Page 90

biodistribution properties of the radiopharmaceutical, it is taken up by different organs and/or tissue types. Most radiopharmaceuticals used in nuclear medicine and SPECT are labeled with radionuclides that emit g-ray photons. Typically, a scintillation camera system is used as the imaging device. The scintillation camera consists of a lead collimator that allows photons traveling in given directions to pass through a large-area scintillator (commonly NaI(Tl) crystal) that converts the energy of g -ray photons to lower-energy photons which are in turn converted to electric signals by photomultiplier tubes (PMTs). The signals from an array of PMTs are processed by electronic circuitry to provide information about the position at which a photon interacts with the crystal. The scintillation camera provides a two-dimensional projection image of the three-dimensional radioactivity distribution or radiopharmaceutical uptake within the patient.

SPECT takes conventional two-dimensional nuclear medicine images acquired at different views around the patient and provides an estimate of the three-dimensional radioactivity distribution using methods of image reconstruction from multiple projections.
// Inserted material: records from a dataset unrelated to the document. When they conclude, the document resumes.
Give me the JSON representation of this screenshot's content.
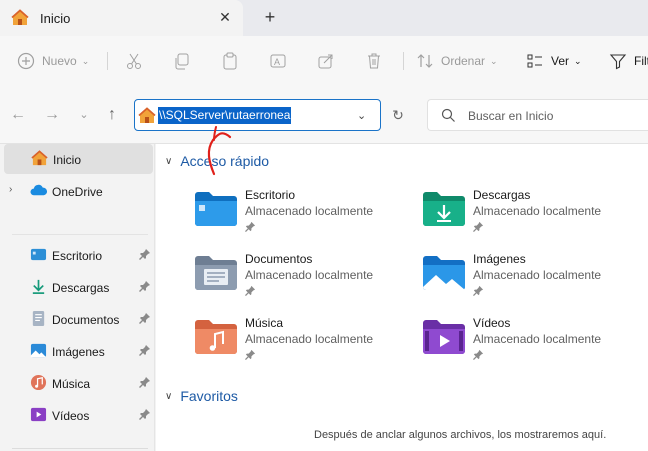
{
  "tab": {
    "title": "Inicio",
    "close": "✕",
    "new": "+"
  },
  "toolbar": {
    "new_label": "Nuevo",
    "sort_label": "Ordenar",
    "view_label": "Ver",
    "filter_label": "Filt"
  },
  "address": {
    "value": "\\\\SQLServer\\rutaerronea"
  },
  "search": {
    "placeholder": "Buscar en Inicio"
  },
  "sidebar": {
    "items": [
      {
        "label": "Inicio",
        "icon": "home-icon"
      },
      {
        "label": "OneDrive",
        "icon": "cloud-icon"
      },
      {
        "label": "Escritorio",
        "icon": "desktop-folder-icon"
      },
      {
        "label": "Descargas",
        "icon": "download-icon"
      },
      {
        "label": "Documentos",
        "icon": "document-icon"
      },
      {
        "label": "Imágenes",
        "icon": "picture-icon"
      },
      {
        "label": "Música",
        "icon": "music-icon"
      },
      {
        "label": "Vídeos",
        "icon": "video-icon"
      }
    ]
  },
  "main": {
    "quick_access_title": "Acceso rápido",
    "favorites_title": "Favoritos",
    "items": [
      {
        "name": "Escritorio",
        "sub": "Almacenado localmente"
      },
      {
        "name": "Descargas",
        "sub": "Almacenado localmente"
      },
      {
        "name": "Documentos",
        "sub": "Almacenado localmente"
      },
      {
        "name": "Imágenes",
        "sub": "Almacenado localmente"
      },
      {
        "name": "Música",
        "sub": "Almacenado localmente"
      },
      {
        "name": "Vídeos",
        "sub": "Almacenado localmente"
      }
    ],
    "favorites_empty": "Después de anclar algunos archivos, los mostraremos aquí."
  },
  "colors": {
    "accent": "#0a64c9",
    "section": "#1d5aa5",
    "annotation": "#e0201a"
  }
}
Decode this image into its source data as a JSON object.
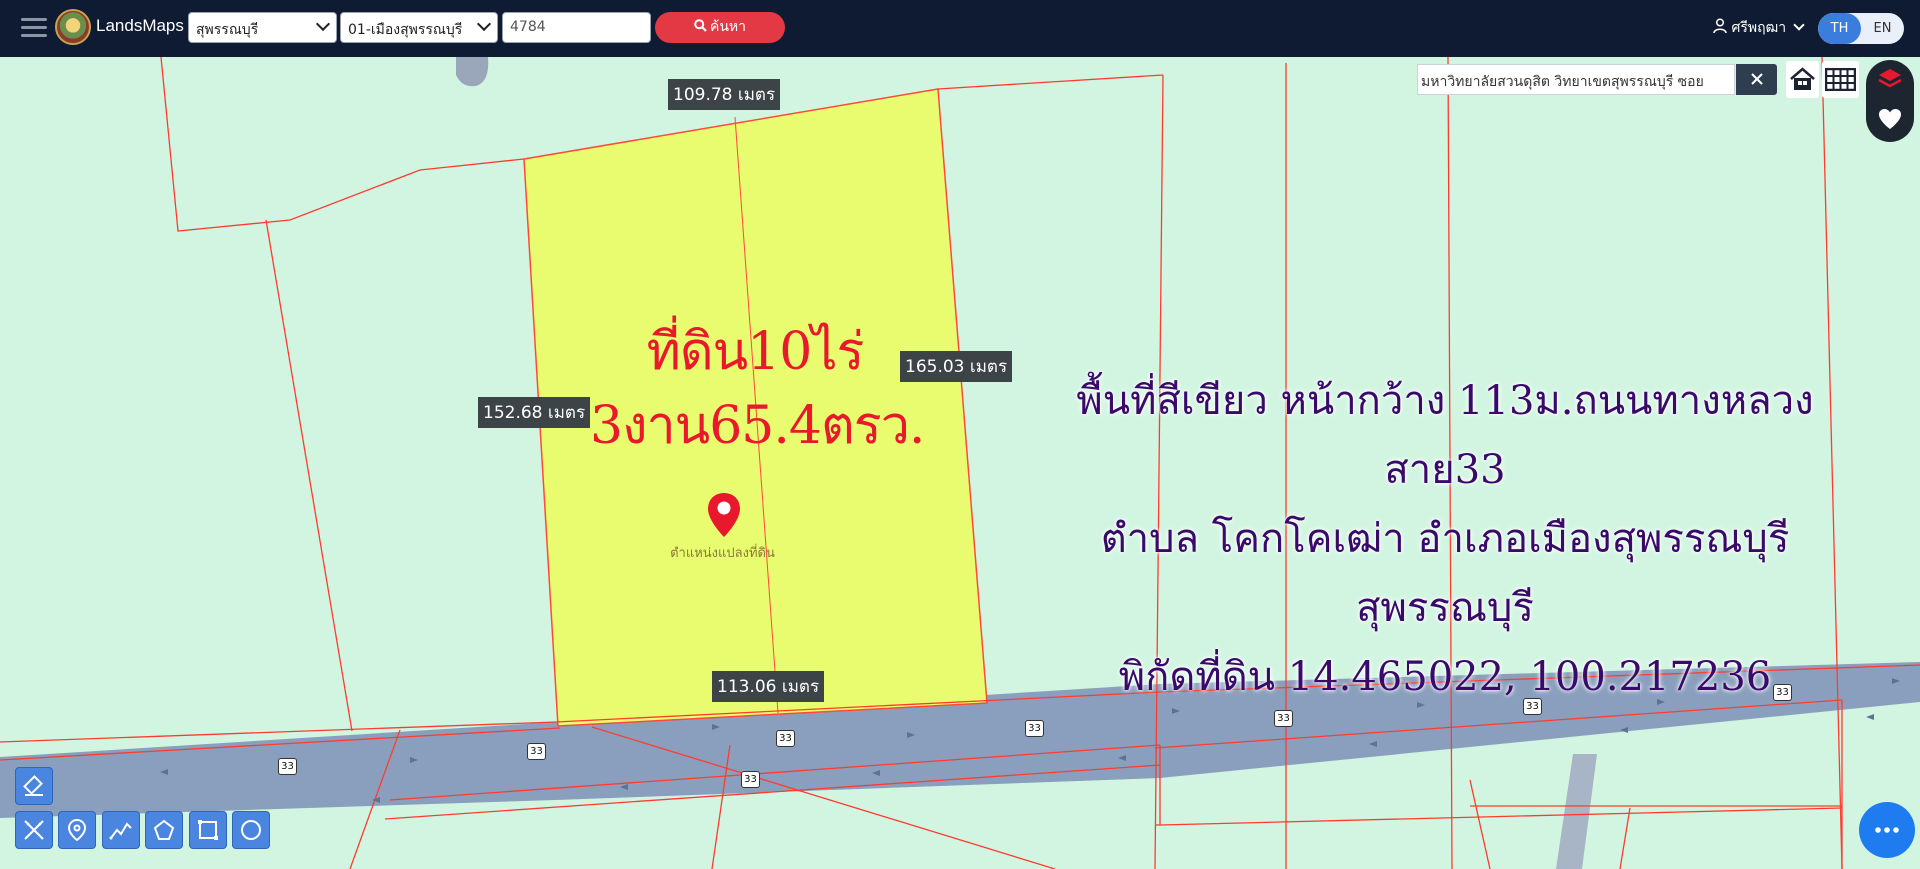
{
  "app": {
    "name": "LandsMaps"
  },
  "search_bar": {
    "province": "สุพรรณบุรี",
    "district": "01-เมืองสุพรรณบุรี",
    "parcel_no": "4784",
    "search_label": "ค้นหา"
  },
  "user": {
    "name": "ศรีพฤฒา"
  },
  "language": {
    "th": "TH",
    "en": "EN",
    "active": "TH"
  },
  "place_search": {
    "value": "มหาวิทยาลัยสวนดุสิต วิทยาเขตสุพรรณบุรี ซอย"
  },
  "map": {
    "parcel": {
      "title_line1": "ที่ดิน10ไร่",
      "title_line2": "3งาน65.4ตรว.",
      "marker_label": "ตำแหน่งแปลงที่ดิน"
    },
    "dimensions": {
      "top": "109.78 เมตร",
      "right": "165.03 เมตร",
      "left": "152.68 เมตร",
      "bottom": "113.06 เมตร"
    },
    "info_lines": [
      "พื้นที่สีเขียว หน้ากว้าง 113ม.ถนนทางหลวงสาย33",
      "ตำบล โคกโคเฒ่า อำเภอเมืองสุพรรณบุรี สุพรรณบุรี",
      "พิกัดที่ดิน 14.465022, 100.217236"
    ],
    "highway_shields": [
      "33",
      "33",
      "33",
      "33",
      "33",
      "33",
      "33",
      "33"
    ]
  },
  "colors": {
    "topbar": "#0e1b33",
    "search_button": "#e23945",
    "map_background": "#d2f5e1",
    "parcel_fill": "#e9fb6e",
    "parcel_border": "#ff3b30",
    "road": "#8a9fbd",
    "title_red": "#e8192c",
    "info_purple": "#3a0a6b",
    "tool_blue": "#4a86e0",
    "fab_blue": "#1f7cf0"
  },
  "icons": {
    "menu": "hamburger-icon",
    "search": "search-icon",
    "user": "user-icon",
    "home": "home-icon",
    "grid": "grid-icon",
    "layers": "layers-icon",
    "favorite": "heart-icon",
    "marker": "map-pin-icon",
    "more": "more-dots-icon"
  }
}
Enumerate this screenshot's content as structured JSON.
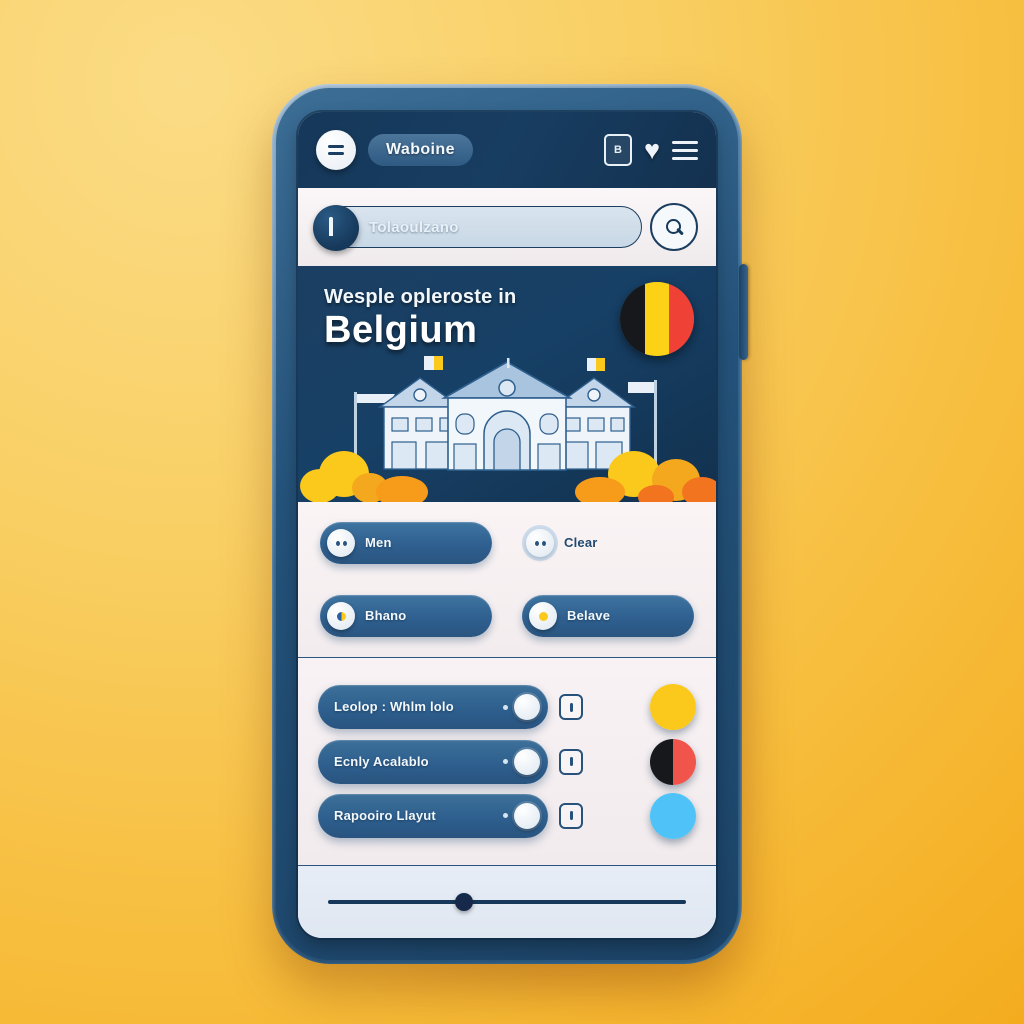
{
  "theme": {
    "background_start": "#FBDC86",
    "background_end": "#F4AC1E",
    "phone_frame": "#2E628C",
    "nav_dark": "#16385A",
    "accent_blue": "#2F6090",
    "panel_light": "#F8F2F4"
  },
  "topnav": {
    "menu_circle_icon": "equals-icon",
    "brand_label": "Waboine",
    "card_icon": "bookmark-card-icon",
    "card_glyph": "B",
    "heart_icon": "heart-icon",
    "hamburger_icon": "hamburger-menu-icon"
  },
  "search": {
    "lock_icon": "lock-icon",
    "placeholder": "Tolaoulzano",
    "value": "",
    "submit_icon": "search-icon"
  },
  "hero": {
    "subtitle": "Wesple opleroste in",
    "title": "Belgium",
    "flag_icon": "belgium-flag-icon",
    "flag_colors": [
      "#16181C",
      "#FCD116",
      "#EF4135"
    ],
    "illustration": "belgium-buildings-illustration"
  },
  "filters": {
    "rows": [
      [
        {
          "label": "Men",
          "style": "solid",
          "dot": "eyes-dot-icon",
          "dot_color": ""
        },
        {
          "label": "Clear",
          "style": "ghost",
          "dot": "eyes-dot-icon",
          "dot_color": ""
        }
      ],
      [
        {
          "label": "Bhano",
          "style": "solid",
          "dot": "blue-yellow-dot-icon",
          "dot_color": "#2B5FA0"
        },
        {
          "label": "Belave",
          "style": "solid",
          "dot": "yellow-dot-icon",
          "dot_color": "#FCD116"
        }
      ]
    ]
  },
  "list": {
    "rows": [
      {
        "label": "Leolop : Whlm lolo",
        "toggle": "on",
        "icon": "tag-badge-icon",
        "swatch_name": "yellow-swatch",
        "swatch_colors": [
          "#FBC91C",
          "#FBC91C"
        ]
      },
      {
        "label": "Ecnly Acalablo",
        "toggle": "on",
        "icon": "tag-badge-icon",
        "swatch_name": "black-red-swatch",
        "swatch_colors": [
          "#16181C",
          "#F0544B"
        ]
      },
      {
        "label": "Rapooiro Llayut",
        "toggle": "on",
        "icon": "tag-badge-icon",
        "swatch_name": "light-blue-swatch",
        "swatch_colors": [
          "#4FC3F7",
          "#4FC3F7"
        ]
      }
    ]
  },
  "bottom": {
    "slider_name": "bottom-slider",
    "slider_position_percent": 38
  }
}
SPECT differs from x-ray computed tomography (CT) in that the radiation source is within instead of outside the patient. The goal of SPECT is to determine accurately the three-dimensional radioactivity distribution resulting from the radiopharmaceutical uptake inside the patient (instead of the attenuation coefficient distribution from different tissues as obtained from x-ray CT). SPECT utilizes radiopharmaceuticals that are common in nuclear medicine clinics, rather than those that emit positrons with subsequent generation of two 511-keV annihilation photons as is the case with PET. SPECT requires instrumentation and image reconstruction methods that differ from those used in other medical imaging modalities.

The amount of radiopharmaceutical that can be administered is limited by the allowable dose of radiation to the patient. This requirement results in a limited number of photons that can be used for imaging. Also, the acceptance angle or geometric response of the collimator further limits the fraction of photons that are acceptable for the projection data. The collimator can be designed to allow detection of more photons, but increased detection efficiency usually can be achieved only with a concurrent loss of spatial resolution. A major goal of SPECT instrumentation development is to increase the detection efficiency while at the same time improving the spatial resolution of the imaging system, goals that are pursued by adding more detectors around the patient.

The SPECT imaging process imposes unique difficulties and challenges in

The National Academies | 500 Fifth St. N.W. | Washington, D.C. 20001
Copyright © National Academy of Sciences. All rights reserved.
Terms of Use and Privacy Statement